After half a foot of sticky, soggy snowfall overnight, today the temperature at Balsamea rose well above freezing. Along our trails, rapidly thawing snow showered from the trees everywhere in these dense woods, especially from the pines and firs, those bearers of great snow-loads.
It fell in droplets, spoonfuls, cupfuls, bucketfuls and barrowfuls. The still, windless air said nothing while each of these sizes played their particular sounds, all around me patting, drumming, shushing and thumping their way through tree limbs, branches, twigs and evergreen boughs, then concluding each phrase with a strike on the snow on the ground. They formed an unusual percussive symphony unique to this particular circumstance, in a special variation playing upon atypical conditions in the fresh snow cover.

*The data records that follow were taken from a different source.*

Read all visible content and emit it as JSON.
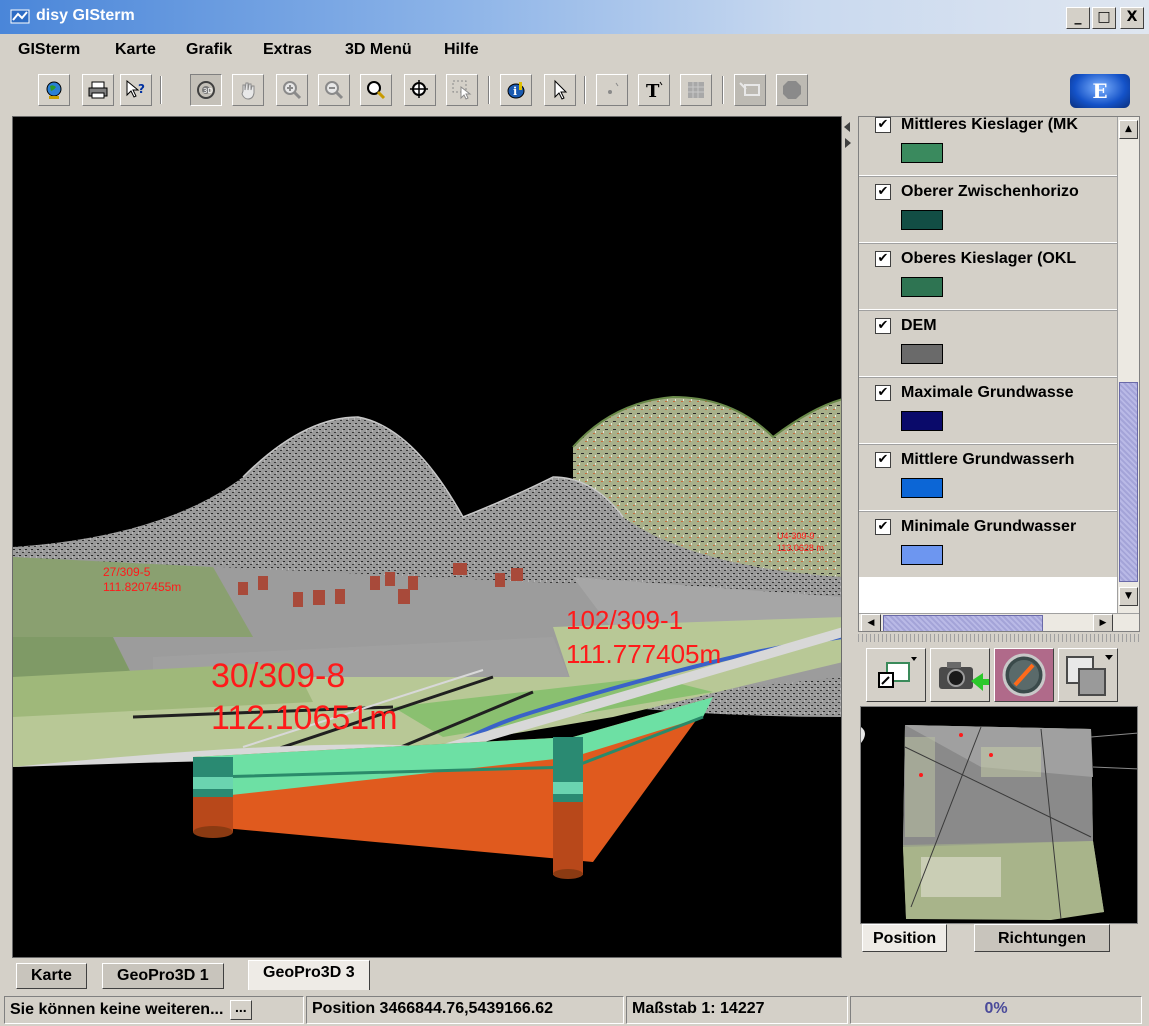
{
  "window": {
    "title": "disy GISterm",
    "minimize": "_",
    "maximize": "□",
    "close": "X"
  },
  "menu": [
    "GISterm",
    "Karte",
    "Grafik",
    "Extras",
    "3D Menü",
    "Hilfe"
  ],
  "toolbar": {
    "buttons": [
      "globe-icon",
      "print-icon",
      "help-pointer-icon",
      "3d-view-icon",
      "pan-hand-icon",
      "zoom-in-icon",
      "zoom-out-icon",
      "zoom-magnifier-icon",
      "zoom-extent-icon",
      "select-rect-icon",
      "info-icon",
      "select-arrow-icon",
      "point-icon",
      "text-icon",
      "raster-icon",
      "measure-icon",
      "polygon-icon"
    ],
    "logo": "E"
  },
  "viewport": {
    "annotations": [
      {
        "line1": "30/309-8",
        "line2": "112.10651m"
      },
      {
        "line1": "102/309-1",
        "line2": "111.777405m"
      },
      {
        "line1": "27/309-5",
        "line2": "111.8207455m"
      },
      {
        "line1": "U4-309-9",
        "line2": "113.0628 m"
      }
    ]
  },
  "layers": [
    {
      "label": "Mittleres Kieslager (MK",
      "color": "#3a8a5e",
      "checked": "✔"
    },
    {
      "label": "Oberer Zwischenhorizo",
      "color": "#124d44",
      "checked": "✔"
    },
    {
      "label": "Oberes Kieslager (OKL",
      "color": "#2e7452",
      "checked": "✔"
    },
    {
      "label": "DEM",
      "color": "#6a6a6a",
      "checked": "✔"
    },
    {
      "label": "Maximale Grundwasse",
      "color": "#0a0a6a",
      "checked": "✔"
    },
    {
      "label": "Mittlere Grundwasserh",
      "color": "#0c66d6",
      "checked": "✔"
    },
    {
      "label": "Minimale Grundwasser",
      "color": "#6d96f0",
      "checked": "✔"
    }
  ],
  "overview_tools": [
    "frame-icon",
    "camera-icon",
    "compass-icon",
    "layers-select-icon"
  ],
  "overview_tabs": [
    "Position",
    "Richtungen"
  ],
  "doc_tabs": [
    "Karte",
    "GeoPro3D 1",
    "GeoPro3D 3"
  ],
  "status": {
    "message": "Sie können keine weiteren...",
    "more": "...",
    "position": "Position 3466844.76,5439166.62",
    "scale": "Maßstab 1: 14227",
    "progress": "0%"
  }
}
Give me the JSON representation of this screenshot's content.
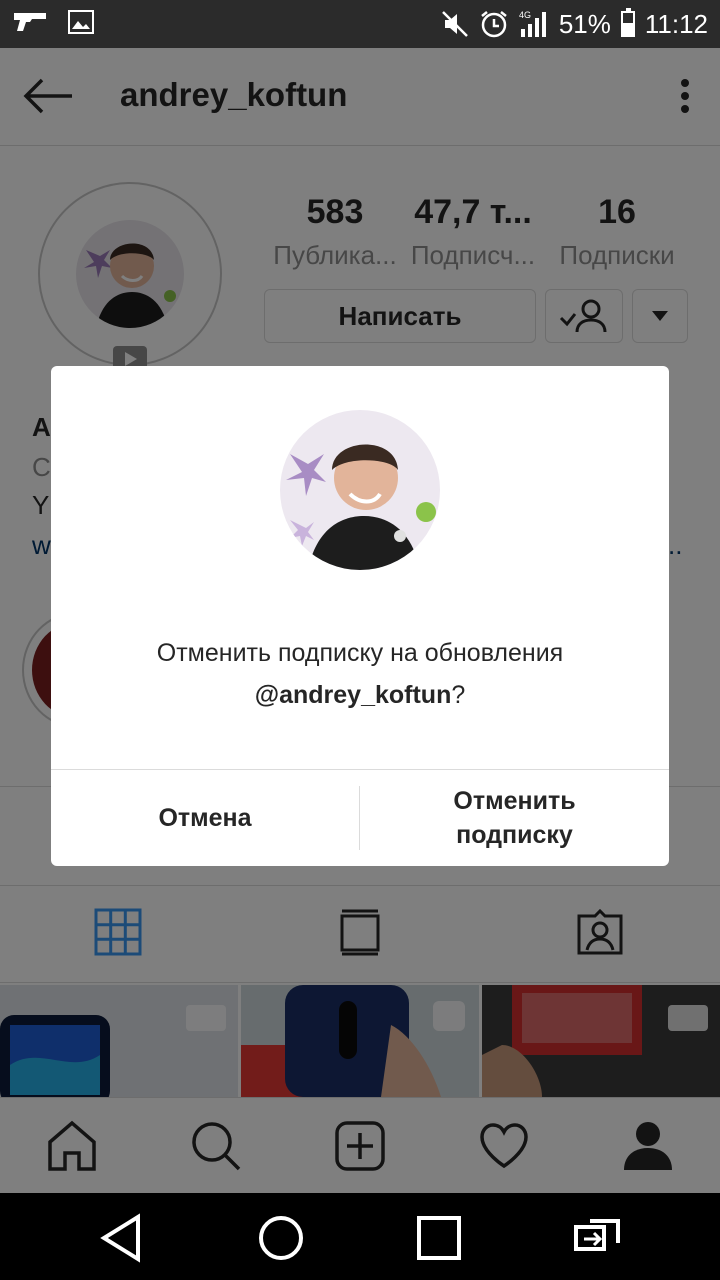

When or where can you hear nature using trees and snow as instruments to drench the still air in sound this way, with a variety of visual effects, too? When do you get to sit in the middle of the orchestra as it plays? It filled the air within a great dome surrounding me, simultaneously at every volume possible to my ears. Some notes played a few feet from me, ranging out to ones played barely within hearing. Some struck funny notes on my ball cap and shoulders.
I’ve heard the prolific Buddhist monk Thich Nhat Hanh call this kind of thing a “bell of mindfulness.” It is a call to take an opportunity to wake more fully to the reality of my immersion in this time and this place in this way, to sense more fully what is really here.
It led me to sense strongly the truth that Balsamea is a relationship. It is a union of the soul of a forest with that of a man and a dog. There are two non-resident Balsameans, too. One has been part of Balsamea since the beginning, without whom it could not be. The other is newly infused into this relationship, and, as part of it, has changed it, and thus changed me, since I am, after all, The Balsamean.
I sensed the presence of all these souls with me in that moment. I noticed that they are always with me, very often in the forefront of consciousness, right there with the trees and the snow.
I’m grateful for that. The snow-melt symphony awakened a surge of gratitude. Thank you, Balsameans all.
Balsamea has a sense of humor, too. Immersed there as I was, when I saw and heard an especially big swoosh-crash-and-thump of a barrowful of snow tumbling through the trees from high in a big pine, it brought to mind Tom Hanks and the coconuts. If you’ve seen the 2000 movie Cast Away, you know what I mean.
There were three or four funny scenes about coconuts. The first ones involved his being surprised when a mysterious thudding sound kept happening as coconuts fell from the trees. He did not realize what was making the sound until one of them almost hit him. Before that, there was this little scene where he yelled at the forest for harassing him with these inexplicable thuds …
But of course I didn’t yell at the snow, “What is that?”
I just smiled and walked on, with Balsamea’s soul kin
— of all kinds — infused in me, making me The Balsamean.